### Task requirements
Count how many lines in the data hold the word "code", and give that number alone.
________________________
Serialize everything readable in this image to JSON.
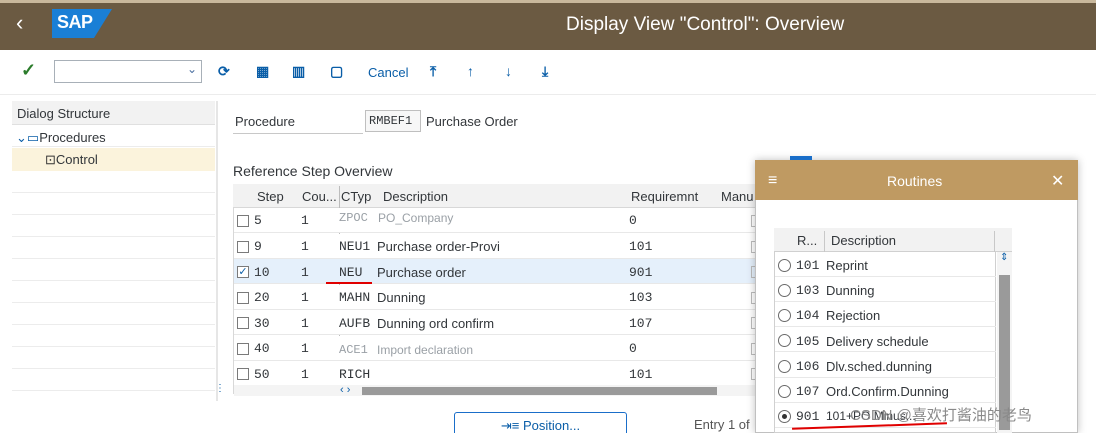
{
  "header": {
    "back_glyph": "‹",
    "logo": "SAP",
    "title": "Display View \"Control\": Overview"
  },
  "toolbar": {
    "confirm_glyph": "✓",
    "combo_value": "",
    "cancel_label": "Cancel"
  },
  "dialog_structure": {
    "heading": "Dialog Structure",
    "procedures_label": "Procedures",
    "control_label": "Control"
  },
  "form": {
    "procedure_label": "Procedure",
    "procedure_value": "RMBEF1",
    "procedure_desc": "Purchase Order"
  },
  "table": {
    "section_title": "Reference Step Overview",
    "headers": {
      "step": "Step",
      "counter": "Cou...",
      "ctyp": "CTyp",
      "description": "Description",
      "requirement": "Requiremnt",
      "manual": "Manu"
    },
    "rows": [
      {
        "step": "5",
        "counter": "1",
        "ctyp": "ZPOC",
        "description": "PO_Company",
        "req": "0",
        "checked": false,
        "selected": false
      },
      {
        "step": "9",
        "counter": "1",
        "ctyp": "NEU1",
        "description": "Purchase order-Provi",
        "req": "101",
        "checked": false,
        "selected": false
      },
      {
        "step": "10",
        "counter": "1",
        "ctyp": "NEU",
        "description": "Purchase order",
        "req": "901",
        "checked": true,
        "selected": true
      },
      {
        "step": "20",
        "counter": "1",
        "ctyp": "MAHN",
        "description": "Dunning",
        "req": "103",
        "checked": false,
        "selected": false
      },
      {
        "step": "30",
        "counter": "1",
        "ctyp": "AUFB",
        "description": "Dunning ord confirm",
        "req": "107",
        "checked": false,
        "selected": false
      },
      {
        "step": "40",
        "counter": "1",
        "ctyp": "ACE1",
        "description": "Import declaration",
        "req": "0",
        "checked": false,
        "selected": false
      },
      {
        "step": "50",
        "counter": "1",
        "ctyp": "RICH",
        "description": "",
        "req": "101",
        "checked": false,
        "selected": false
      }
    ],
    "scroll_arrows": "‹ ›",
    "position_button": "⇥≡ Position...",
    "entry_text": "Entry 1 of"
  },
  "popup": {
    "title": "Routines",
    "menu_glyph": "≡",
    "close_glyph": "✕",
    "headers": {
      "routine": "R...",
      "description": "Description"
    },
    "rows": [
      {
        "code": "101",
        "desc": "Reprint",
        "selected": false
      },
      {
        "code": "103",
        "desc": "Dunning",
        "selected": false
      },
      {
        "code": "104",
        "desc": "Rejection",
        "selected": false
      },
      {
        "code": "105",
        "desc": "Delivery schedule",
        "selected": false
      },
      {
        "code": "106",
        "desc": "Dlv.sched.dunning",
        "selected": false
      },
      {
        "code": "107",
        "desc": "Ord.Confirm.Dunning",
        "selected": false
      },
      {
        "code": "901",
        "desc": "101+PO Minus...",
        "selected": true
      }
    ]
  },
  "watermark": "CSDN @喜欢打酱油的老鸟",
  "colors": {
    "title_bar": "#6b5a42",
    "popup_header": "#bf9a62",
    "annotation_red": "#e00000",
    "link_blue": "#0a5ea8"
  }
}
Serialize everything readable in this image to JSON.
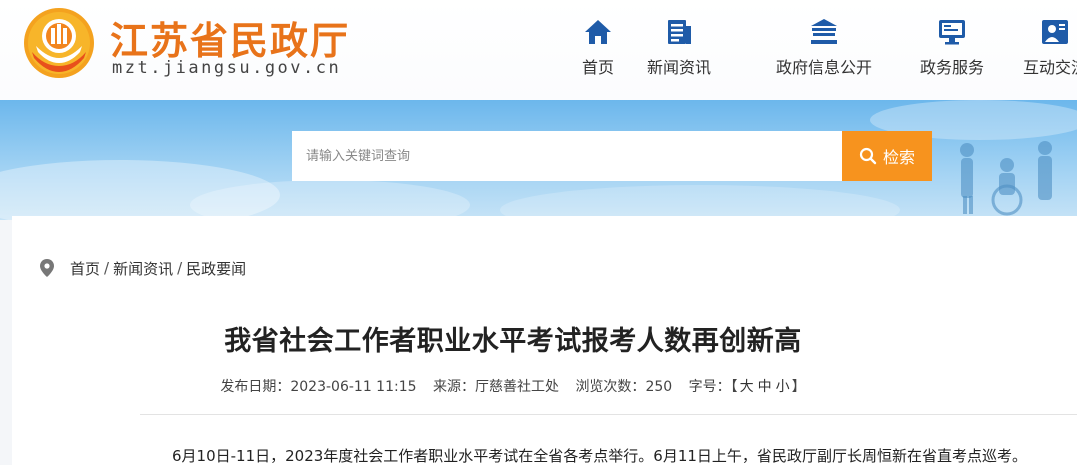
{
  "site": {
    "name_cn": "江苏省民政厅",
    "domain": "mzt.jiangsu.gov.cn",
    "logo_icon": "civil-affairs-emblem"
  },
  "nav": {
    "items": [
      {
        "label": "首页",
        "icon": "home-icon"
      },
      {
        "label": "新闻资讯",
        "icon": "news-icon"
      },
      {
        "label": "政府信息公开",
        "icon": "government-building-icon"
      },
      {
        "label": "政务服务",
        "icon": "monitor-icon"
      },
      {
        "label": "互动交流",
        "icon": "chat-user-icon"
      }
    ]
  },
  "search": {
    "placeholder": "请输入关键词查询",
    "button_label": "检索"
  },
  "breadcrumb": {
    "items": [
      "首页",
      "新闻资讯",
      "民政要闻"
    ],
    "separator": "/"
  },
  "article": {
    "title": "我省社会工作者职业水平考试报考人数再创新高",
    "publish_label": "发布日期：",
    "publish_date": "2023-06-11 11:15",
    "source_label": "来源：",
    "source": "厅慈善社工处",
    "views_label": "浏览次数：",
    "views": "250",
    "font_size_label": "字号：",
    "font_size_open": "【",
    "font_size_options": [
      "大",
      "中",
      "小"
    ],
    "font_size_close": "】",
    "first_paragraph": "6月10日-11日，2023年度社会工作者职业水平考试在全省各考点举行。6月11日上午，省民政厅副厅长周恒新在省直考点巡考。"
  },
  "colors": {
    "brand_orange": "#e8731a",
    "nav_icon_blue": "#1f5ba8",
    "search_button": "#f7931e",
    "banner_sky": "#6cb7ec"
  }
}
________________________
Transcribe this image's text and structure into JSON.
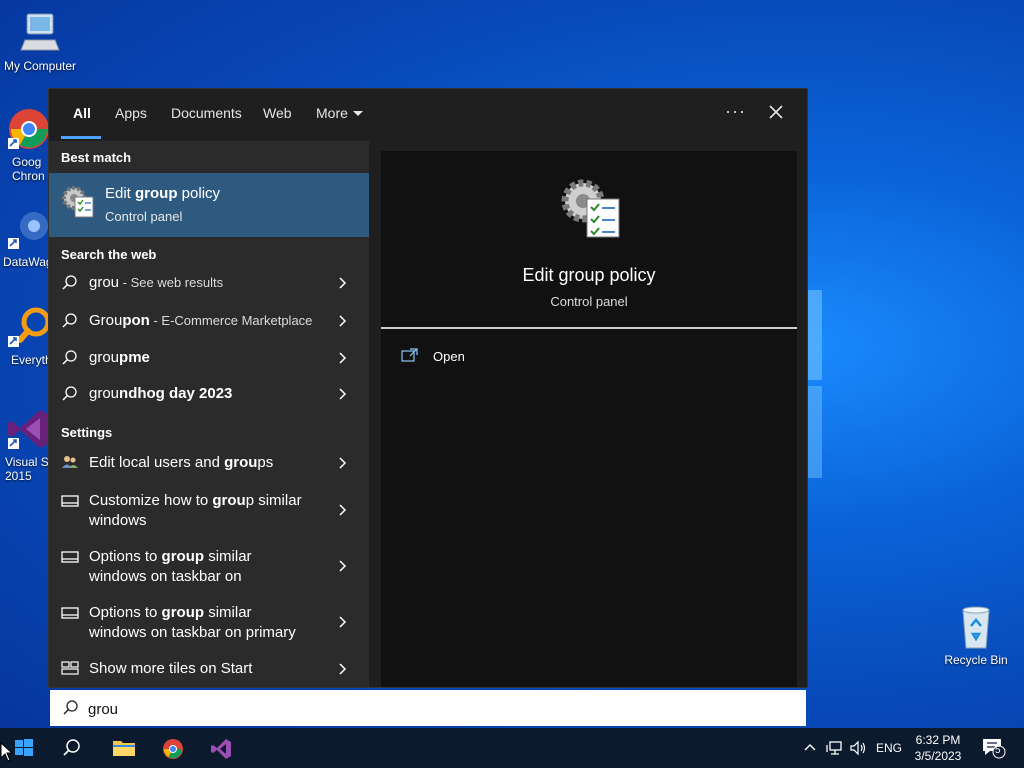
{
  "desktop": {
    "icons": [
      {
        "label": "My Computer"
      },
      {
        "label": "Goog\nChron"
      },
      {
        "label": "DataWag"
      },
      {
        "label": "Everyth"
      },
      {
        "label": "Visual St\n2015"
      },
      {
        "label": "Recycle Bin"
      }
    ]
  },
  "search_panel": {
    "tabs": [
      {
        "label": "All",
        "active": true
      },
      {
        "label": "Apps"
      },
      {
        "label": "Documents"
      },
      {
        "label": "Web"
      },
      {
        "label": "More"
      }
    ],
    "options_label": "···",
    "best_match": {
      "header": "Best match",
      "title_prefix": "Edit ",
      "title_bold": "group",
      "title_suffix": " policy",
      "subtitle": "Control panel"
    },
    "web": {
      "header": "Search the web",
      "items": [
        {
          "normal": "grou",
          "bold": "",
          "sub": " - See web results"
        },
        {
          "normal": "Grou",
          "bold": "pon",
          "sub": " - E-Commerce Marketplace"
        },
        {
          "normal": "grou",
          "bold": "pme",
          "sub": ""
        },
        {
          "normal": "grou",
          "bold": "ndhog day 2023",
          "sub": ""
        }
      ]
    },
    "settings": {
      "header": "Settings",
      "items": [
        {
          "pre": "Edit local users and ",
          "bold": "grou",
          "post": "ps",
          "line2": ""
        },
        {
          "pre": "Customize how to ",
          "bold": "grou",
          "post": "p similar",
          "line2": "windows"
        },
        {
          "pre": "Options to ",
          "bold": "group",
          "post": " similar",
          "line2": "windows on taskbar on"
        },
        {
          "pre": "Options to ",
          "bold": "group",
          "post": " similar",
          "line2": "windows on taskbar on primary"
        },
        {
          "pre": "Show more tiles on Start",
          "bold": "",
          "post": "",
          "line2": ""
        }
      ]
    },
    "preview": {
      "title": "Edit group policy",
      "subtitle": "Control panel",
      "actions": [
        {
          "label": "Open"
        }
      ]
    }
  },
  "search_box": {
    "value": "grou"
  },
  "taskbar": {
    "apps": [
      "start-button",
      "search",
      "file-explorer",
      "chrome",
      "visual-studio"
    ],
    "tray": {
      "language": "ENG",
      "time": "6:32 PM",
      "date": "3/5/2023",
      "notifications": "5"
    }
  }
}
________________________
### Answer below
7